Paul Valletta of the State Association of Firefighters said Raimondo "cooked the books" with actuarial assumptions and conservative market projections that exaggerate the pension system's problems. He accused her of supporting "draconian" changes to the retirement system to raise her political profile.
"She created this problem and now she's riding in on a white horse," Valletta said.
Raimondo, a Democrat, insists that rising pension costs could cripple governments and force tax hikes or budget cuts. The state's unfunded pension liability stands at $7 billion, and the state's pension costs are set to double next year to over $600 million. The state retirement system covers 66,000 public teachers, state and municipal workers, police, firefighters and judges.
The proposal would save $3 billion over a decade by raising retirement ages for most workers and halting annual cost-of-living pension increases for most retirees. The legislation would also create a new system that combines traditional pensions with 401(k)-style retirement accounts.
On Thursday, lawmakers heard from police, firefighters and prison employees. Many pointed to higher retirement ages as a particular concern since their jobs are physically demanding. Echoing comments from public teachers and state workers at a hearing Wednesday, they predicted the proposal to halt pension adjustments for a projected 19 years would devastate the finances of many retirees.
Several said they would consider higher pension contributions for employees or more modest reductions in cost-of-living increases instead.
"There's always room to negotiate," said Tony Capezza, director of the state chapter of the International Brotherhood of Police Officers. "Why won't you listen to us? Why are we always trying to balance the problems of the state on the backs of workers?"
Supporters of the plan, however, said the state and its municipalities can't afford to water down the legislation. Woonsocket Mayor Leo Fontaine said his cash-strapped city has cut services, eliminated positions and even turned off streetlights.
"Our city services have been decimated," Fontaine said. "We just don't have the money.
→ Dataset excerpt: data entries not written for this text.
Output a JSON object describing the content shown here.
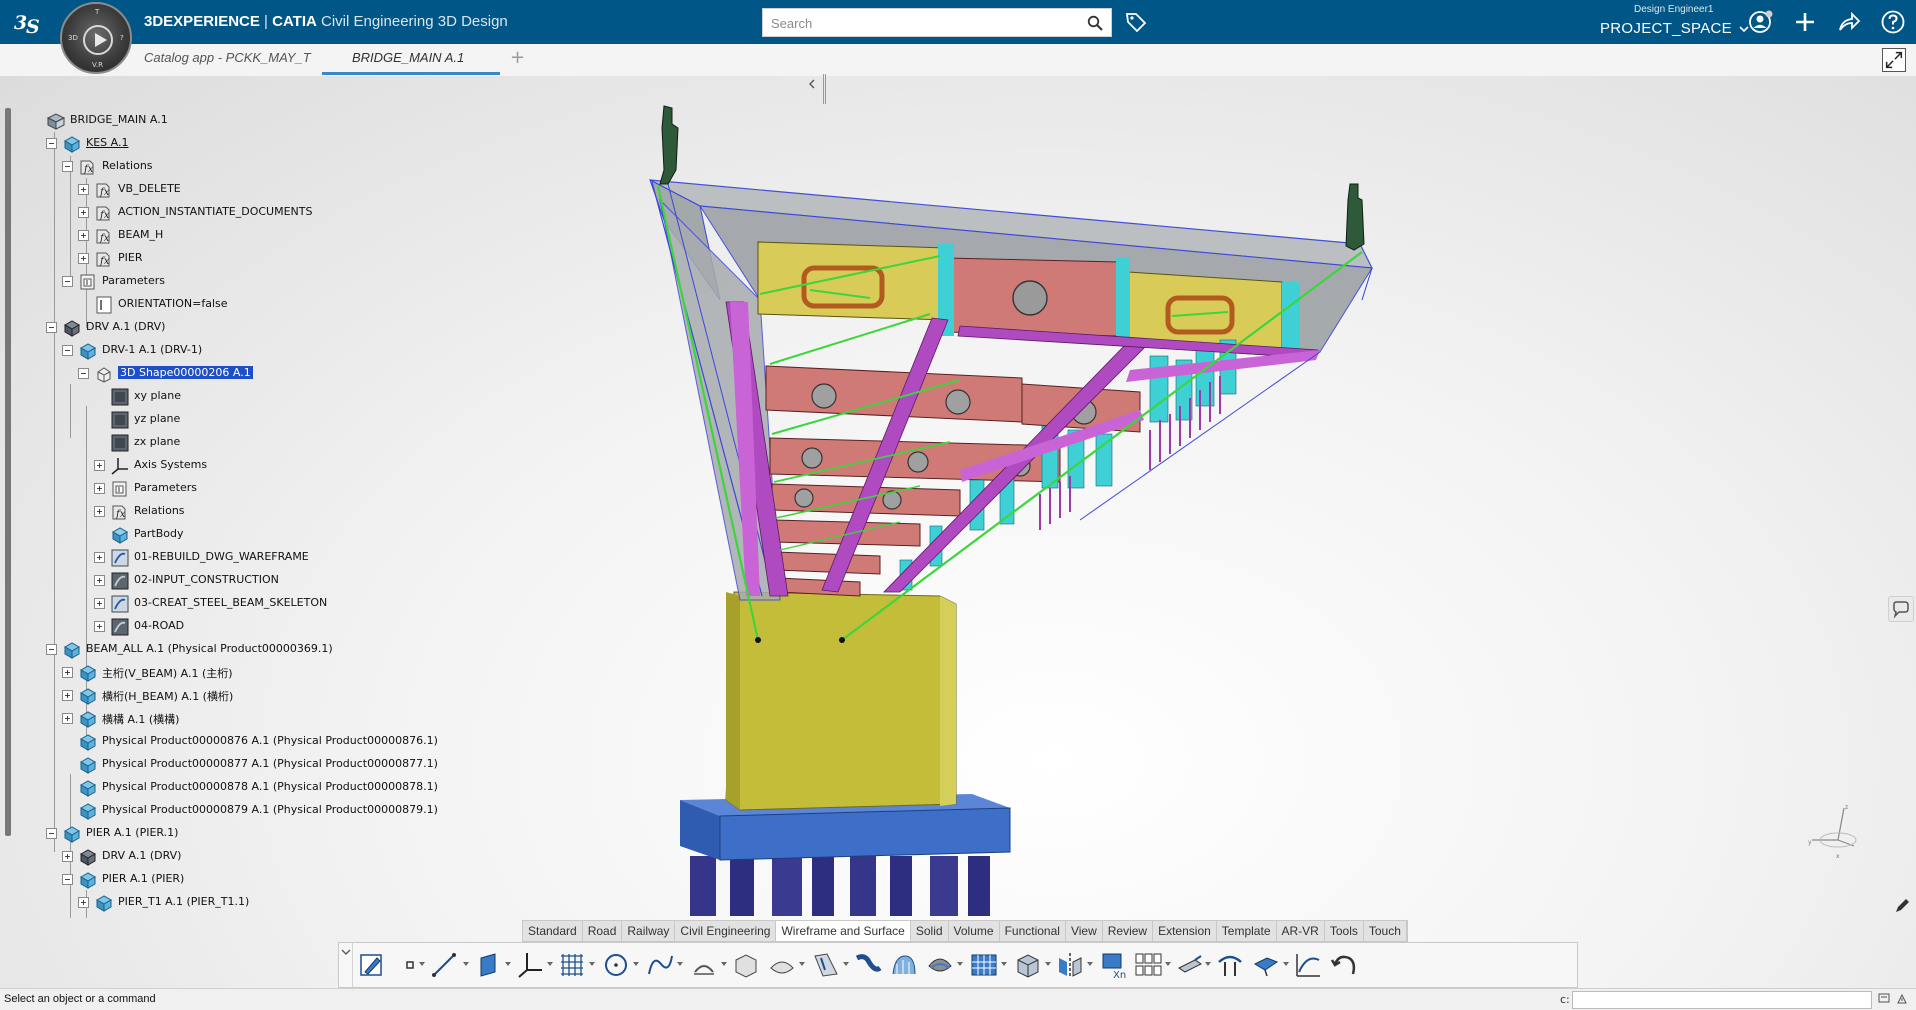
{
  "header": {
    "brand_bold": "3DEXPERIENCE",
    "brand_sep": " | ",
    "brand_catia": "CATIA",
    "app_name": "Civil Engineering 3D Design",
    "compass_top": "T",
    "compass_left": "3D",
    "compass_right": "?",
    "compass_bottom": "V.R",
    "search_placeholder": "Search",
    "user_role": "Design Engineer1",
    "project": "PROJECT_SPACE"
  },
  "tabs": [
    {
      "label": "Catalog app - PCKK_MAY_T"
    },
    {
      "label": "BRIDGE_MAIN A.1"
    }
  ],
  "tree": {
    "items": [
      {
        "label": "BRIDGE_MAIN A.1",
        "icon": "product-root-icon"
      },
      {
        "label": "KES A.1",
        "icon": "product-icon"
      },
      {
        "label": "Relations",
        "icon": "relations-icon"
      },
      {
        "label": "VB_DELETE",
        "icon": "formula-icon"
      },
      {
        "label": "ACTION_INSTANTIATE_DOCUMENTS",
        "icon": "formula-icon"
      },
      {
        "label": "BEAM_H",
        "icon": "formula-icon"
      },
      {
        "label": "PIER",
        "icon": "formula-icon"
      },
      {
        "label": "Parameters",
        "icon": "parameters-icon"
      },
      {
        "label": "ORIENTATION=false",
        "icon": "parameter-icon"
      },
      {
        "label": "DRV A.1 (DRV)",
        "icon": "product-dark-icon"
      },
      {
        "label": "DRV-1 A.1 (DRV-1)",
        "icon": "product-icon"
      },
      {
        "label": "3D Shape00000206 A.1",
        "icon": "shape-icon"
      },
      {
        "label": "xy plane",
        "icon": "plane-icon"
      },
      {
        "label": "yz plane",
        "icon": "plane-icon"
      },
      {
        "label": "zx plane",
        "icon": "plane-icon"
      },
      {
        "label": "Axis Systems",
        "icon": "axis-system-icon"
      },
      {
        "label": "Parameters",
        "icon": "parameters-icon"
      },
      {
        "label": "Relations",
        "icon": "relations-icon"
      },
      {
        "label": "PartBody",
        "icon": "partbody-icon"
      },
      {
        "label": "01-REBUILD_DWG_WAREFRAME",
        "icon": "geometrical-set-icon"
      },
      {
        "label": "02-INPUT_CONSTRUCTION",
        "icon": "geometrical-set-dark-icon"
      },
      {
        "label": "03-CREAT_STEEL_BEAM_SKELETON",
        "icon": "geometrical-set-icon"
      },
      {
        "label": "04-ROAD",
        "icon": "geometrical-set-dark-icon"
      },
      {
        "label": "BEAM_ALL A.1 (Physical Product00000369.1)",
        "icon": "product-icon"
      },
      {
        "label": "主桁(V_BEAM) A.1 (主桁)",
        "icon": "product-icon"
      },
      {
        "label": "横桁(H_BEAM) A.1 (横桁)",
        "icon": "product-icon"
      },
      {
        "label": "横構 A.1 (横構)",
        "icon": "product-icon"
      },
      {
        "label": "Physical Product00000876 A.1 (Physical Product00000876.1)",
        "icon": "product-icon"
      },
      {
        "label": "Physical Product00000877 A.1 (Physical Product00000877.1)",
        "icon": "product-icon"
      },
      {
        "label": "Physical Product00000878 A.1 (Physical Product00000878.1)",
        "icon": "product-icon"
      },
      {
        "label": "Physical Product00000879 A.1 (Physical Product00000879.1)",
        "icon": "product-icon"
      },
      {
        "label": "PIER A.1 (PIER.1)",
        "icon": "product-icon"
      },
      {
        "label": "DRV A.1 (DRV)",
        "icon": "product-dark-icon"
      },
      {
        "label": "PIER A.1 (PIER)",
        "icon": "product-icon"
      },
      {
        "label": "PIER_T1 A.1 (PIER_T1.1)",
        "icon": "product-icon"
      }
    ]
  },
  "workbench_tabs": [
    {
      "label": "Standard"
    },
    {
      "label": "Road"
    },
    {
      "label": "Railway"
    },
    {
      "label": "Civil Engineering"
    },
    {
      "label": "Wireframe and Surface"
    },
    {
      "label": "Solid"
    },
    {
      "label": "Volume"
    },
    {
      "label": "Functional"
    },
    {
      "label": "View"
    },
    {
      "label": "Review"
    },
    {
      "label": "Extension"
    },
    {
      "label": "Template"
    },
    {
      "label": "AR-VR"
    },
    {
      "label": "Tools"
    },
    {
      "label": "Touch"
    }
  ],
  "active_workbench_tab": "Wireframe and Surface",
  "status": {
    "message": "Select an object or a command",
    "command_label": "c:"
  },
  "colors": {
    "header_bg": "#005686",
    "selection": "#1e4fc8",
    "tab_underline": "#3a87c8",
    "pier_yellow": "#c4bd3a",
    "pier_cap_blue": "#3d6fc8",
    "piles_navy": "#35358a",
    "deck_grey": "#9fa4a8",
    "beam_salmon": "#d07a78",
    "beam_yellow": "#d9cb58",
    "bracing_magenta": "#b04ac0",
    "stiffener_cyan": "#3fd0d6",
    "axis_green": "#3cd63c"
  }
}
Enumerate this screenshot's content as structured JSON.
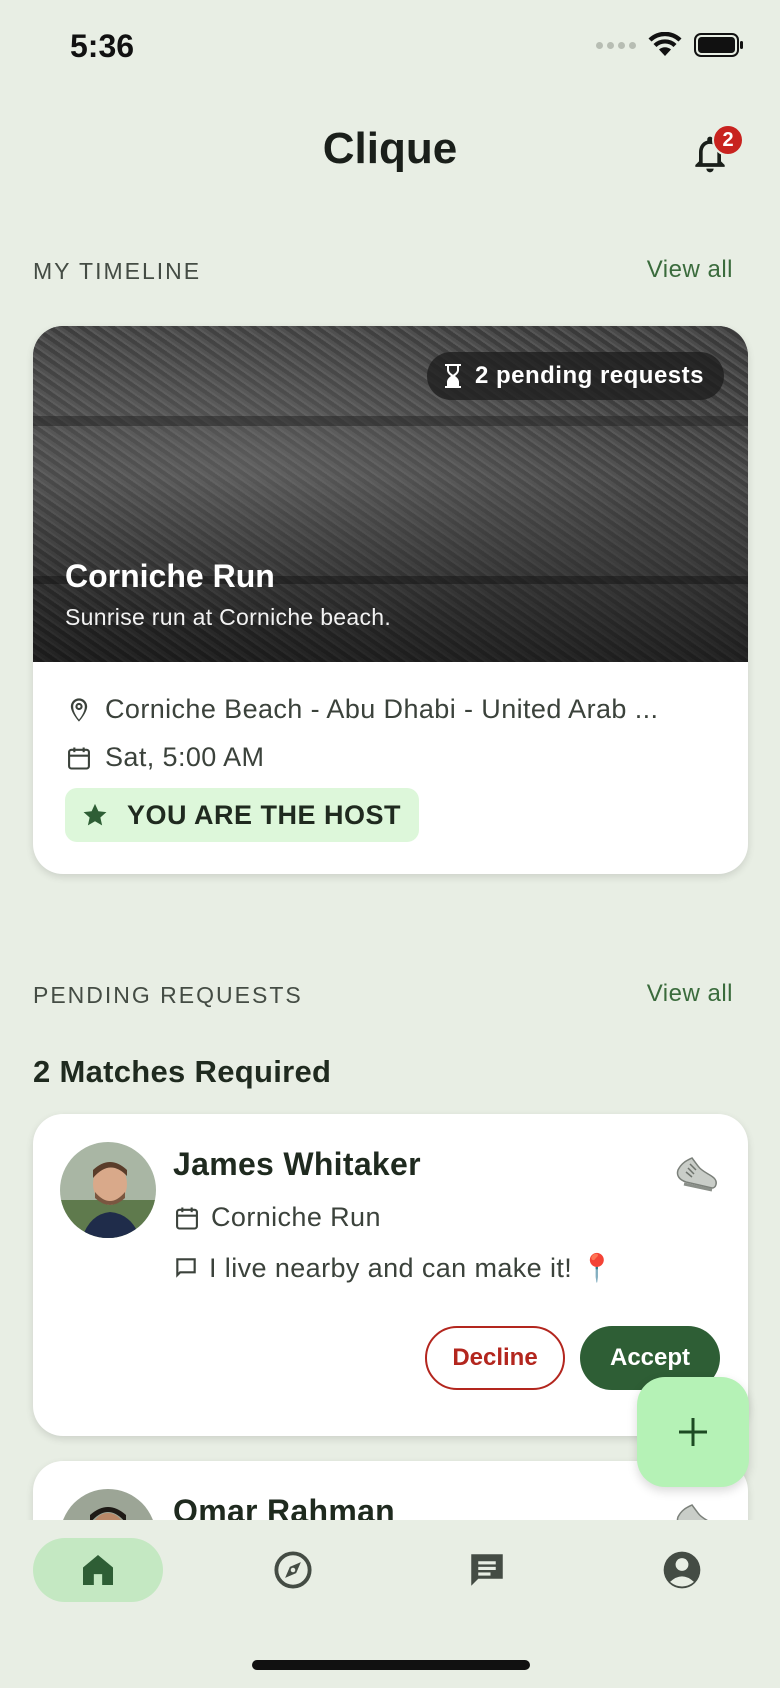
{
  "status_bar": {
    "time": "5:36"
  },
  "header": {
    "title": "Clique",
    "notification_count": "2"
  },
  "timeline": {
    "section_title": "MY TIMELINE",
    "view_all": "View all",
    "event": {
      "pending_label": "2 pending requests",
      "title": "Corniche Run",
      "subtitle": "Sunrise run at Corniche beach.",
      "location": "Corniche Beach - Abu Dhabi - United Arab ...",
      "datetime": "Sat, 5:00 AM",
      "host_badge": "YOU ARE THE HOST"
    }
  },
  "pending": {
    "section_title": "PENDING REQUESTS",
    "view_all": "View all",
    "matches_title": "2 Matches Required",
    "requests": [
      {
        "name": "James Whitaker",
        "event": "Corniche Run",
        "message": "I live nearby and can make it! 📍",
        "decline_label": "Decline",
        "accept_label": "Accept"
      },
      {
        "name": "Omar Rahman"
      }
    ]
  },
  "bottom_nav": {
    "items": [
      {
        "icon": "home-icon",
        "active": true
      },
      {
        "icon": "compass-icon",
        "active": false
      },
      {
        "icon": "chat-icon",
        "active": false
      },
      {
        "icon": "account-icon",
        "active": false
      }
    ]
  },
  "colors": {
    "background": "#e8eee4",
    "primary": "#2e5e35",
    "accent_light": "#b5f2b6",
    "danger": "#b3261e",
    "badge": "#c8231f"
  }
}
How much more can we take?"
Hearings continue next week. A vote by the General Assembly is likely a few weeks away.